[2] Otherwise it is not possible to reach the required judgment. Punishment should be imposed to meet the proper execution of law.
[3] An act which conflicts with the common law and/or conflicts with the general interests of society. There are grades in crime.
[4] Since it requires time to come to a judgment, during which time the accused remains unpunished. The accused can be acquitted by the judgment. Judging too quickly is often less beneficial.
[5] Justice should be done in a ‘neutral’ way. The combination of judgment and punishment for a certain crime should be the same for everyone.
[6] How one thinks that God is like.
[7] Branches of Christianity.
[8] According to the Trinity theory.
[9] There is a Trinity theory that states that the Lord Jesus is subordinate to His Father within the imagined Unity.
[10] ‘The Father’ is not mentioned in the sense of Trinity (relation bond), but in the sense of hierarchy.
[11] Male members of the people of God are obviously also called ‘sons of God’. Just like angels. So, in the case of the Lord Jesus, it must have another, distinguishing meaning.
[12] Some image themselves God being incomprehensible, but that would mean that the Biblical description of the image of God is irrelevant.
[13] The prophesied punishment for breaking His Covenant caused by the serious evil done by Israel. Christians traditionally do not classify that as a punishment or as something that doesn’t concern them, but these are serious errors.

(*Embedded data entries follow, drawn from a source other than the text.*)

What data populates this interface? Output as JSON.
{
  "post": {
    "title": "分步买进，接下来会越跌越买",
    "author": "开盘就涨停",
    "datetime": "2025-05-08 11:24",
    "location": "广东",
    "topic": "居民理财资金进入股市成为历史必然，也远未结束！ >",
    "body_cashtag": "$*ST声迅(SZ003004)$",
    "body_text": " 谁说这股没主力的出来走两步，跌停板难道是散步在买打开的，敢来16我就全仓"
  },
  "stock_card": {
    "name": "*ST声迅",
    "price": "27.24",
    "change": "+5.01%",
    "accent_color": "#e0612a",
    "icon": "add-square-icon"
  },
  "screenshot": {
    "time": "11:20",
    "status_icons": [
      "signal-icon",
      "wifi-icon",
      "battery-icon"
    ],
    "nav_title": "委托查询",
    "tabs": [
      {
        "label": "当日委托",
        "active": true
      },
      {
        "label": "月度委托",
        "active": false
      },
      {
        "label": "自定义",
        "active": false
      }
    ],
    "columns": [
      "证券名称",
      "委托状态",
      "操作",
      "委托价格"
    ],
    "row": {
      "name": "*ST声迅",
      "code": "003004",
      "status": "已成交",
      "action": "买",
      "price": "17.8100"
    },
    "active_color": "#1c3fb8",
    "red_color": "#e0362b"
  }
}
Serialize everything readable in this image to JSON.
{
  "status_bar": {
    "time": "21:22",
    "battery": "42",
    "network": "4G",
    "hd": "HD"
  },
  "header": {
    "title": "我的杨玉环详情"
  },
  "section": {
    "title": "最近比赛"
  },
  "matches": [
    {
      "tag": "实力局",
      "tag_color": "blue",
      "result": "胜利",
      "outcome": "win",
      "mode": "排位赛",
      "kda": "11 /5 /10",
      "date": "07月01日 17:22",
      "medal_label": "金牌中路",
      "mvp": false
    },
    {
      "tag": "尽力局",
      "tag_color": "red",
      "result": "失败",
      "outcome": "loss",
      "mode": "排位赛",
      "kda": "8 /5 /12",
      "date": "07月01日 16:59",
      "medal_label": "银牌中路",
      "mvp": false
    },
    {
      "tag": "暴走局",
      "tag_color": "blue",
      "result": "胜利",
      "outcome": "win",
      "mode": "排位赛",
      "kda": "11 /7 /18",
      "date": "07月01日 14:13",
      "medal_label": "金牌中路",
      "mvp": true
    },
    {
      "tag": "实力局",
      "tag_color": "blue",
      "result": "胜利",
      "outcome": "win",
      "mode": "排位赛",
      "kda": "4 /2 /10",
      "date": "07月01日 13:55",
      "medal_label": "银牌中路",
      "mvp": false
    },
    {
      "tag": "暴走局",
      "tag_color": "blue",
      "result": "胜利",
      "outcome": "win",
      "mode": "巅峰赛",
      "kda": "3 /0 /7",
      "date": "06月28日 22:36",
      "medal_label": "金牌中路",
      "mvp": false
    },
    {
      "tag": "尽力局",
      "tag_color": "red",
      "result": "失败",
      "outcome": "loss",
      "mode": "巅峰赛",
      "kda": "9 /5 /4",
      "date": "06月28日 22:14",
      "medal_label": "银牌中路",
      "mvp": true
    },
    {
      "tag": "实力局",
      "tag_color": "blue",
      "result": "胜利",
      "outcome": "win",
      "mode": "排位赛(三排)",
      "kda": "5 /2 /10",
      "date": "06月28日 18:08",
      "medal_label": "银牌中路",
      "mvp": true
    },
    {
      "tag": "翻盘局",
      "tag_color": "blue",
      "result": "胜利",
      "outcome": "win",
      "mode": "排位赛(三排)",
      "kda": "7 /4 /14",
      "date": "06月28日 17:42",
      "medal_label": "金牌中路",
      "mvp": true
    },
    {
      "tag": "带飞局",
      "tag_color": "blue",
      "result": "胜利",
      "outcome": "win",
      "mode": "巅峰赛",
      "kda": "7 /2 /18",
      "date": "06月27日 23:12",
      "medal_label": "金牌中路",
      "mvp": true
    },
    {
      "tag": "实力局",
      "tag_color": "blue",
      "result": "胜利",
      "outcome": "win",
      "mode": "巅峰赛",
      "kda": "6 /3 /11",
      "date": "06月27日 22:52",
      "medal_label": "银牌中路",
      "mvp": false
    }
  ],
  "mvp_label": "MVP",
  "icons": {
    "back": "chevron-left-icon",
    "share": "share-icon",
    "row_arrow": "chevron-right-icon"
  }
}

[14] The way He acted on earth in the first century.
[15] Also expressed in punishments of God.
[16] Which enhances responsibility of the believers towards God and Creation.
[17] Thus, first of all believers, His people (1 Pe 4:17).
[18] There is a conviction called ‘All reconciliation’, stating that God ultimately will not punish any creature since He is love. This conviction is not only false, but also naïve. According to the Bible there are no ‘good people’.
[19] God doesn’t go beyond Himself. The Torah is a blueprint of His Character and Will.
[20] Like ‘conscience’, recognition of the order of Creation and logical reasons.
[21] Damaging, endangering of suppressing the people of God or Creation.
[22] More commonly known as ‘hell’.
[23] If this would ever be possible.
[24] This often also concerns others crimes, like misuse of power and manipulation.